Items from an interface collection:
• • •

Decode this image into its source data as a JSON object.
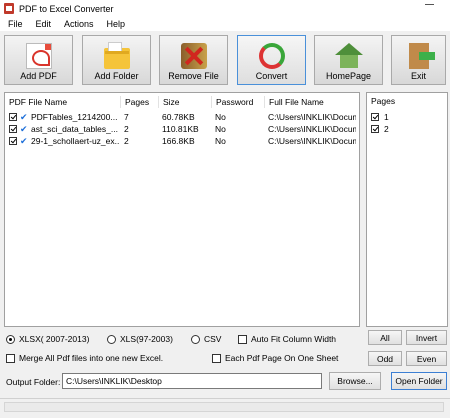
{
  "window": {
    "title": "PDF to Excel Converter"
  },
  "menu": [
    "File",
    "Edit",
    "Actions",
    "Help"
  ],
  "toolbar": [
    {
      "label": "Add PDF",
      "icon": "pdf-file-icon"
    },
    {
      "label": "Add Folder",
      "icon": "folder-icon"
    },
    {
      "label": "Remove File",
      "icon": "remove-icon"
    },
    {
      "label": "Convert",
      "icon": "convert-icon"
    },
    {
      "label": "HomePage",
      "icon": "home-icon"
    },
    {
      "label": "Exit",
      "icon": "exit-icon"
    }
  ],
  "file_table": {
    "columns": [
      "PDF File Name",
      "Pages",
      "Size",
      "Password",
      "Full File Name"
    ],
    "rows": [
      {
        "name": "PDFTables_1214200...",
        "pages": "7",
        "size": "60.78KB",
        "password": "No",
        "full": "C:\\Users\\INKLIK\\Docum"
      },
      {
        "name": "ast_sci_data_tables_...",
        "pages": "2",
        "size": "110.81KB",
        "password": "No",
        "full": "C:\\Users\\INKLIK\\Docum"
      },
      {
        "name": "29-1_schollaert-uz_ex...",
        "pages": "2",
        "size": "166.8KB",
        "password": "No",
        "full": "C:\\Users\\INKLIK\\Docum"
      }
    ]
  },
  "pages_panel": {
    "header": "Pages",
    "items": [
      "1",
      "2"
    ]
  },
  "options": {
    "format_xlsx": "XLSX( 2007-2013)",
    "format_xls": "XLS(97-2003)",
    "format_csv": "CSV",
    "auto_fit": "Auto Fit Column Width",
    "merge_all": "Merge All Pdf files into one new Excel.",
    "each_page": "Each Pdf Page On One Sheet"
  },
  "page_buttons": {
    "all": "All",
    "invert": "Invert",
    "odd": "Odd",
    "even": "Even"
  },
  "output": {
    "label": "Output Folder:",
    "value": "C:\\Users\\INKLIK\\Desktop",
    "browse": "Browse...",
    "open": "Open Folder"
  }
}
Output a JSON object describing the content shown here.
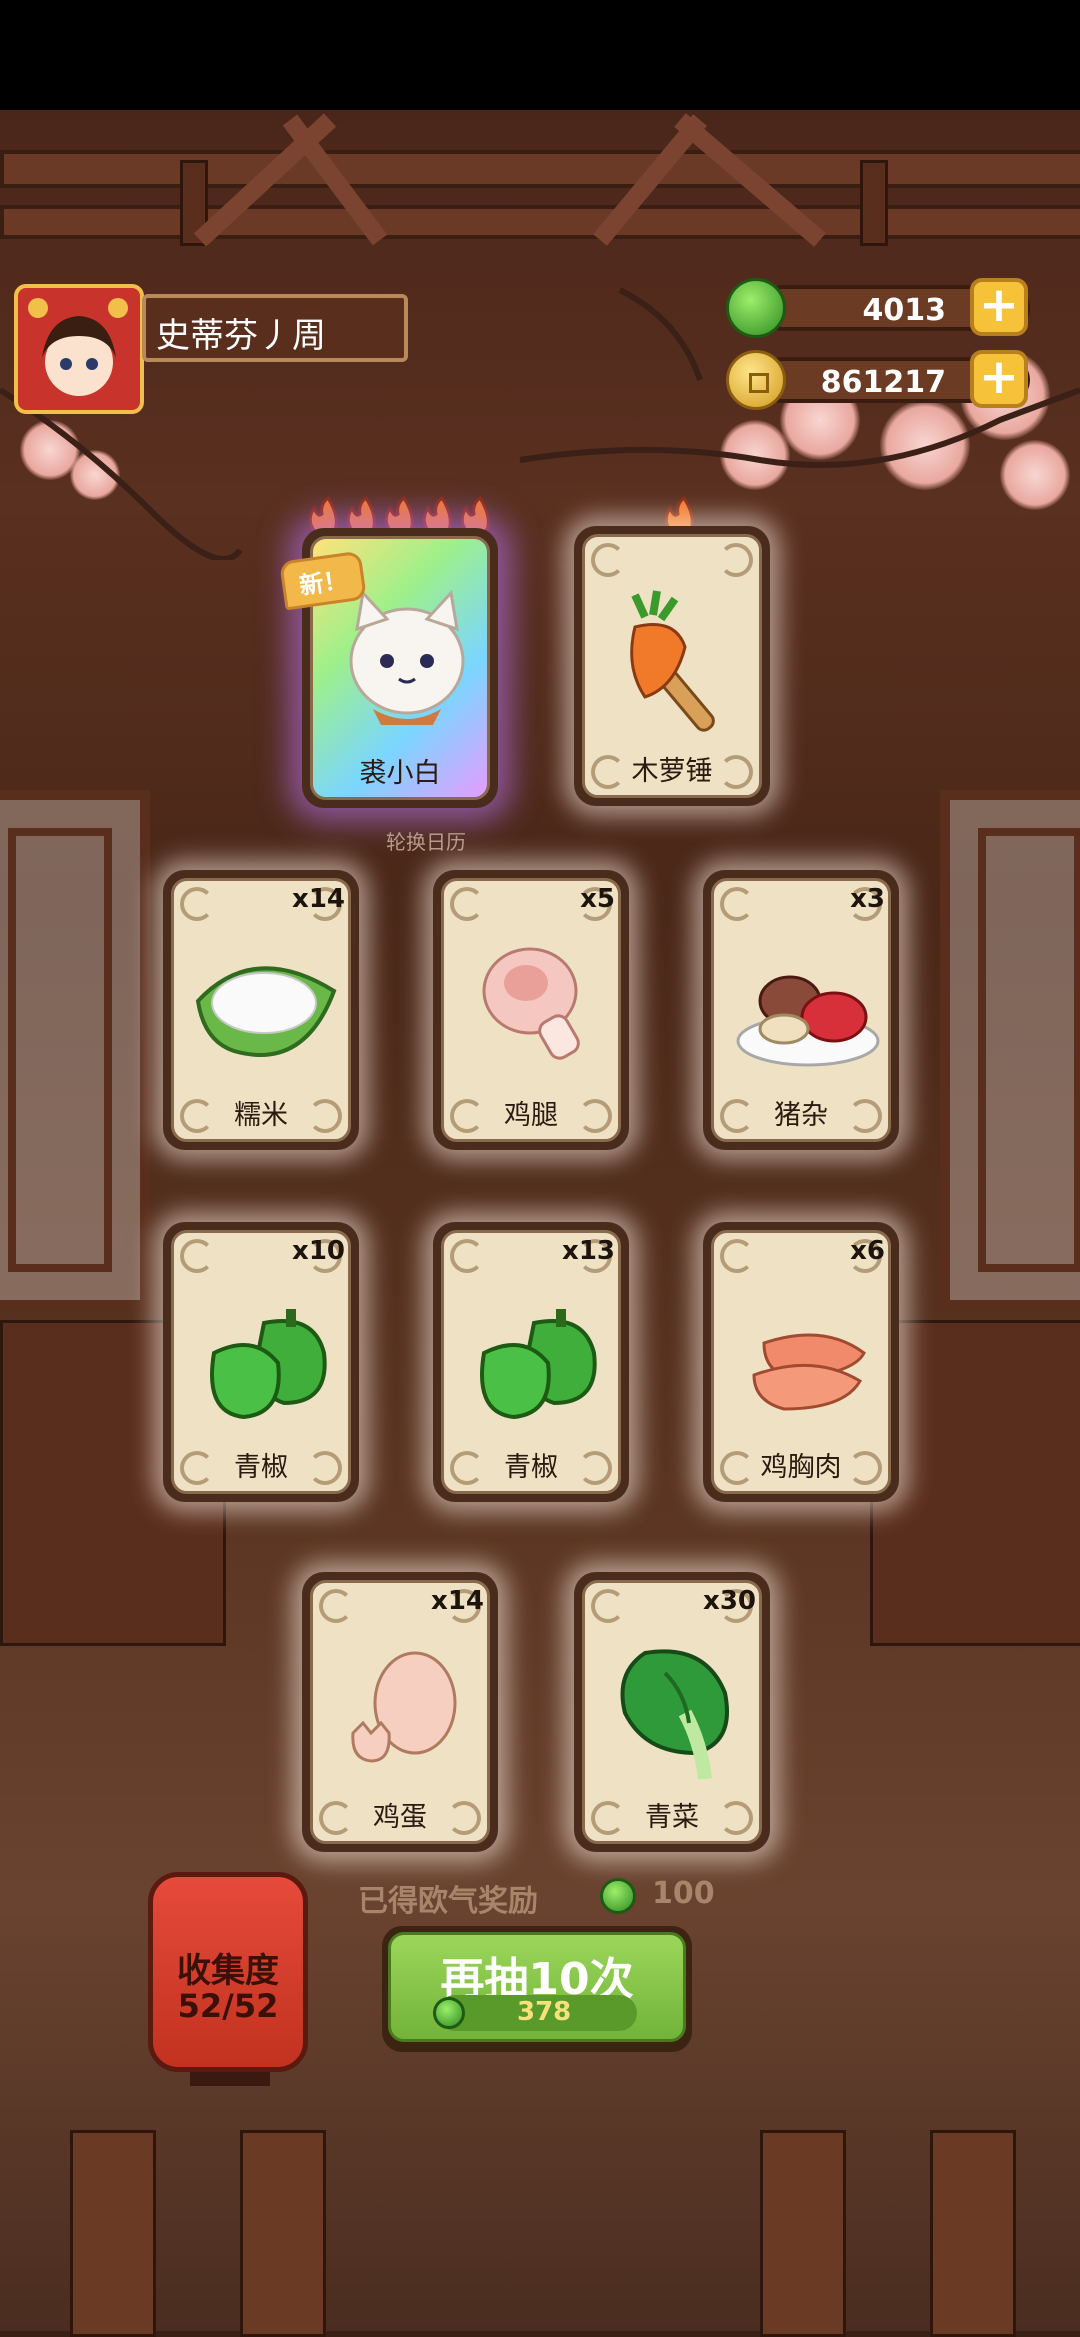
{
  "player": {
    "name": "史蒂芬丿周"
  },
  "currency": {
    "jade": "4013",
    "coins": "861217"
  },
  "top_cards": [
    {
      "label": "裘小白",
      "stars": 5,
      "badge": "新！"
    },
    {
      "label": "木萝锤",
      "stars": 1
    }
  ],
  "hint_text": "轮换日历",
  "items": [
    {
      "label": "糯米",
      "count": "x14",
      "icon": "rice-icon"
    },
    {
      "label": "鸡腿",
      "count": "x5",
      "icon": "drumstick-icon"
    },
    {
      "label": "猪杂",
      "count": "x3",
      "icon": "offal-icon"
    },
    {
      "label": "青椒",
      "count": "x10",
      "icon": "green-pepper-icon"
    },
    {
      "label": "青椒",
      "count": "x13",
      "icon": "green-pepper-icon"
    },
    {
      "label": "鸡胸肉",
      "count": "x6",
      "icon": "chicken-breast-icon"
    },
    {
      "label": "鸡蛋",
      "count": "x14",
      "icon": "egg-icon"
    },
    {
      "label": "青菜",
      "count": "x30",
      "icon": "greens-icon"
    }
  ],
  "reward": {
    "label": "已得欧气奖励",
    "value": "100"
  },
  "collection": {
    "title": "收集度",
    "progress": "52/52"
  },
  "draw": {
    "label": "再抽10次",
    "cost": "378"
  },
  "colors": {
    "accent_green": "#7cc043",
    "gold": "#f6c23a"
  }
}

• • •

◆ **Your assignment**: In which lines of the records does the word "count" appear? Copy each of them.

◆ **Solved problem**:
      "count": "x14",
      "count": "x5",
      "count": "x3",
      "count": "x10",
      "count": "x13",
      "count": "x6",
      "count": "x14",
      "count": "x30",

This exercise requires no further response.